Learning disabilities (LDs) are real. They affect the brain's ability to receive, process, store, respond to, and communicate information. LDs are actually a group of disorders, not a single disorder.
Learning disabilities are not the same as intellectual disabilities (formerly known as mental retardation), sensory impairments (vision or hearing) or autism spectrum disorders. People with LD are of average or above-average intelligence but still struggle to acquire skills that impact their performance in school, at home, in the community and in the workplace.
Learning disabilities can affect a person's ability in the areas of:
The National Center for Learning Disabilities (NCLD) improves the lives of all people with learning difficulties and disabilities by empowering parents, enabling young adults, transforming schools, and creating policy and advocacy impact.

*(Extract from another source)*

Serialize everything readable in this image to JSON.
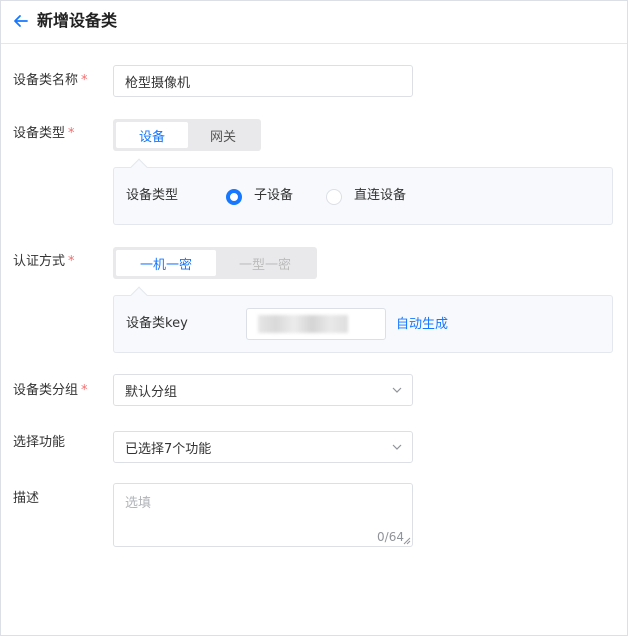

Since 1963, Learning Disabilities Association of America (LDA) has provided support to people with learning disabilities, their parents, teachers and other professionals. At the national, state and local levels, LDA provides cutting edge information on learning disabilities, practical solutions, and a comprehensive network of resources. These services make the Learning Disabilities Association of America the leading resource for information on learning disabilities.